Franz Joseph I, the emperor of Austria-Hungary, didn’t much care for his nephew, the heir presumptive to the Austro-Hungarian throne. The Archduke Franz Ferdinand was next in line for the crown after Franz Joseph’s only son had committed suicide. The emperor disliked Franz Ferdinand for several reasons but primarily because he had taken a non-royal wife. The emperor would have preferred that Franz Ferdinand’s younger cousin, Charles I, be the heir apparent, but rules were rules and the Hapsburgs were dedicated to their rules.
While attending a ball in Prague in 1894, Franz Ferdinand met Countess Sophie Chotek. Sophie was a countess but that wasn’t good enough to marry into the Imperial House of Habsburg. Despite his objection, the emperor allowed the marriage and Franz Ferdinand married his love. That meant, however, that marriage would be morganatic and that the children born of the marriage would not have succession rights to the throne. Sophie could never be empress. For the rest of her days, Sophie was snubbed and ignored by the House of Hapsburg.
On June 28, 1914, Franz Ferdinand and Sophie were in Sarajevo to inspect royal troops. Members of the Bosnian Serb Black Hand Society, including, Gavrilo Princip, were also there. They planned to kill the archduke and, somehow, free Bosnia from Austrian rule.
They were, however, inept as assassins. When Ferdinand’s open top car passed the first assassin, he threw an improvised grenade at the archduke’s car. He missed his aim, the grenade bounced off of the car and rolled into the crowd gathered and detonated. Several people were wounded. The archduke’s driver sped away denying the other assassins their shot at a clean kill.
After Ferdinand and Sophie arrived at their destination, the archduke decided he would visit the hospital where those wounded by the errant grenade were being treated. They returned to the car and their driver started out for the hospital.
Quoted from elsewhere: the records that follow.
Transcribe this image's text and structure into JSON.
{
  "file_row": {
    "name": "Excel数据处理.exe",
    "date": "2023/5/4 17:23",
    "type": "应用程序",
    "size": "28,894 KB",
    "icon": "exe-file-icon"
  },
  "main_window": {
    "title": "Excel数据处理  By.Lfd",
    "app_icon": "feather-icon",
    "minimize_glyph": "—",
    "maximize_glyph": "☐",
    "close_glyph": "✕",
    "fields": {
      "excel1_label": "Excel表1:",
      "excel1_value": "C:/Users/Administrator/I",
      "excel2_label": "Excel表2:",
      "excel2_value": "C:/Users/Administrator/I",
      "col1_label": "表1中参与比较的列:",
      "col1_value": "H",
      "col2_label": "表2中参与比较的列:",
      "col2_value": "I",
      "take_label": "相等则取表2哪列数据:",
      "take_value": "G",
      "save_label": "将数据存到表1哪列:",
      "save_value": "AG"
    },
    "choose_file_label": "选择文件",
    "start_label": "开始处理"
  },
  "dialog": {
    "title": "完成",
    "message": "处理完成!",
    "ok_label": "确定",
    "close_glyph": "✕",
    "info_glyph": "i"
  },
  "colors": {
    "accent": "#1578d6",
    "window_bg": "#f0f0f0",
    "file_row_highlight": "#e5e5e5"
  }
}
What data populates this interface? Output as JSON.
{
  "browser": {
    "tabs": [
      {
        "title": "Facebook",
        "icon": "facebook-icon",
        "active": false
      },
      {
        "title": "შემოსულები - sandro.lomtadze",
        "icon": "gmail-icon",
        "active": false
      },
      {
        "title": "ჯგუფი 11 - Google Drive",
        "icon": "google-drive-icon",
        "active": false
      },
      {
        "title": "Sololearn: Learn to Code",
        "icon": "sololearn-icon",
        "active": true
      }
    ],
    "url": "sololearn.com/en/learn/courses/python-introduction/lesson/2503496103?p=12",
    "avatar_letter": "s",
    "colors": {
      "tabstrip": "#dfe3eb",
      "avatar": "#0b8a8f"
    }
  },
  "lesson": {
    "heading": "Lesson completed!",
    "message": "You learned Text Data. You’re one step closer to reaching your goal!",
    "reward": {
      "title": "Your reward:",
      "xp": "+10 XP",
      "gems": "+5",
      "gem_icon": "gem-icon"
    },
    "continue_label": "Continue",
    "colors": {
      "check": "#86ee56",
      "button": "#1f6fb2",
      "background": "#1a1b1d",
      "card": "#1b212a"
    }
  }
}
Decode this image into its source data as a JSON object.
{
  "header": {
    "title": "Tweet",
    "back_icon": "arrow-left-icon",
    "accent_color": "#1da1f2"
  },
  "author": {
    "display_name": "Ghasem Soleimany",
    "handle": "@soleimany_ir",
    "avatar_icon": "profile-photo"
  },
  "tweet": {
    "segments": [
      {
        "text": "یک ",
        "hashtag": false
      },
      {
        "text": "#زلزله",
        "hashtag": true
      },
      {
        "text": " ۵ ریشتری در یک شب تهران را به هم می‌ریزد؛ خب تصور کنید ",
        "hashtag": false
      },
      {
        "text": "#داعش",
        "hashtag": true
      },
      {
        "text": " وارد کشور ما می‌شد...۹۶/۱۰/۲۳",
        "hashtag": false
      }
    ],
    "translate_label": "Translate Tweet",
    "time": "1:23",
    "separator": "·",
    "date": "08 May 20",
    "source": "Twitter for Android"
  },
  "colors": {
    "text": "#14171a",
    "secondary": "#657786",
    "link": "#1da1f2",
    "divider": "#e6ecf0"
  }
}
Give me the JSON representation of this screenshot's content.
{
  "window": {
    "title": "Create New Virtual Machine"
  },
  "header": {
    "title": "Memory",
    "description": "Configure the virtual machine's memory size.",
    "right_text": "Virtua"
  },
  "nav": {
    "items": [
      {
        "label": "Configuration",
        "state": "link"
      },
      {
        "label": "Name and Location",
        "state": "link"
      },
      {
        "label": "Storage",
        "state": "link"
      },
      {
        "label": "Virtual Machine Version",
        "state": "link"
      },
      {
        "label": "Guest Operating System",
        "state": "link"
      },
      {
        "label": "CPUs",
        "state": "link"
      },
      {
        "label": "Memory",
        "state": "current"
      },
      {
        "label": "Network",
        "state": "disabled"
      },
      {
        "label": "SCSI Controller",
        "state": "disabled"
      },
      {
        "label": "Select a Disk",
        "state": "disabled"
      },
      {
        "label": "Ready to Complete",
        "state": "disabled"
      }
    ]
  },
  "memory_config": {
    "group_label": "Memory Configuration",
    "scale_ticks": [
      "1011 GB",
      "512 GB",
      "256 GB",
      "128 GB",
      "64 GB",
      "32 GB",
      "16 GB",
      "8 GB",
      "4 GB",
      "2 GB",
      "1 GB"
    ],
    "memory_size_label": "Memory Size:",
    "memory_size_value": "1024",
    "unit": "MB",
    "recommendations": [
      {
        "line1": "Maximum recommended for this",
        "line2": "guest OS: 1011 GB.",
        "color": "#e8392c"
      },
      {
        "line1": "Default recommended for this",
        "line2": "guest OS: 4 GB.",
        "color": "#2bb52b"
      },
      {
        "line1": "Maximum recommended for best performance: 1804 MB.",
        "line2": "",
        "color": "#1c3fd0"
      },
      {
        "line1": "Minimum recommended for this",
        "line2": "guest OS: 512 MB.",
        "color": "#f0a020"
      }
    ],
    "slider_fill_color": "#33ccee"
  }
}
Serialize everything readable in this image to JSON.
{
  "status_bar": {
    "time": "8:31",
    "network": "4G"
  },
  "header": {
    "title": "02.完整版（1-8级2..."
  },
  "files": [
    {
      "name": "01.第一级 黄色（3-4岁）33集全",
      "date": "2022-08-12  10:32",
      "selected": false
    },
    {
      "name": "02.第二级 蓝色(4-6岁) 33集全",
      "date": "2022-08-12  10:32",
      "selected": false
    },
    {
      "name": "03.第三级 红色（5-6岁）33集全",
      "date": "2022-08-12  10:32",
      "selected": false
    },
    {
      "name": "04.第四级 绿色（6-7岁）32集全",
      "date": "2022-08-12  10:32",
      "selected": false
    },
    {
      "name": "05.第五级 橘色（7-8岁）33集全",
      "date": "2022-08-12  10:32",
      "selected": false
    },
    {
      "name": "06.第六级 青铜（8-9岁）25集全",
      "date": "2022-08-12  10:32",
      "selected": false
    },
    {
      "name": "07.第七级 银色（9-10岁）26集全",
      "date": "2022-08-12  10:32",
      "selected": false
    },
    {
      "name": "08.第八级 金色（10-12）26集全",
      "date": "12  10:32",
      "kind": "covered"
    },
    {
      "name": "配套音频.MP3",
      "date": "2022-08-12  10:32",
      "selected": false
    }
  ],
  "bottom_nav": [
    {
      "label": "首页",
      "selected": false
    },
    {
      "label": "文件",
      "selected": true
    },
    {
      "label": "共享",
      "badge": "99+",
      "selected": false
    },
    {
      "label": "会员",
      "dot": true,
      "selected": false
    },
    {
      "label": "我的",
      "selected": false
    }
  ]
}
On the way, the diver turned down a road that was blocked. He put the car in reverse and began slowly backing down the street to find and alternate route. Inside a nearby coffee shop, a stunned Gavrilo Princip – who had given up any hope of an assassination that day – looked up and saw what fate had brought before him. Princip snatched his pistol from his pocket, ran into the street, jumped on the running board of the car and shot Ferdinand and Sophie at point-blank range. Their wounds were fatal.
The word was quickly sent back to Vienna and the wheels of history began grinding. The July Crisis began. In Vienna, the Council of Joint Ministers debated Austria-Hungary’s course of action. Truth be told, the emperor was relieved. With the irritating Franz Ferdinand out of the way, his favorite nephew was the new heir apparent. The emperor directed his staff to deal with the assassination, sent a stand-in to attend the funeral in his place, and returned to his holiday in the Alps that was already underway.
When he returned to Vienna, the emperor learned that his ministers had prepared a harsh set of ten demands for Serbia. The emperor felt that they were overly aggressive, but agreed to the terms and the demands were sent to Belgrade. Serbia accepted all but one of the terms and, as stated would happen, Austria-Hungary declared war on Serbia.
Now the chain reaction began: In response to Vienna’s declaration of war on Serbia, Russia declared war on Austria-Hungary. Germany came to the defense of her ally in Vienna by declaring war on Russia. Bound by treaty of mutual defense with Russia, France and Great Britain declared war on Germany. Italy, seeing an opportunity to claim borderlands in the Alps, declared war on Austria-Hungary. In August of 1914, the bloodbath began.
During the course of the war, the United States and Japan were also dragged in. At the end of the fighting in 1918, the Austro-Hungarian Empire had ceased to exist, its emperor in exile. The Russian Empire had ceased to exist, its royal family executed. The German Empire had ceased to exist, the Kaiser in exile. Italy, Germany and Japan were soon to become fascist states. The Great War, the war to end all wars, had set the table for the next and even more terrible serving: World War II.
World War II ended the lives of 100 million and cast all of eastern Europe into a dictatorial darkness that didn’t end until 1989 and 1990. The events associated with a wrong turn, a car in reverse, an assassin in the right place at the right time and the death of an archduke that nobody really cared about started in motion a chain of events that killed untold millions and changed history forever.
Remember this comedy of errors and misjudgment as you contemplate Russians, Turks, Syrians, NATO, ISIS and the United States operating in the Levant. It is easy to cry havoc and let slip the dogs of war. It is very, very difficult, however, collar them once they are running free.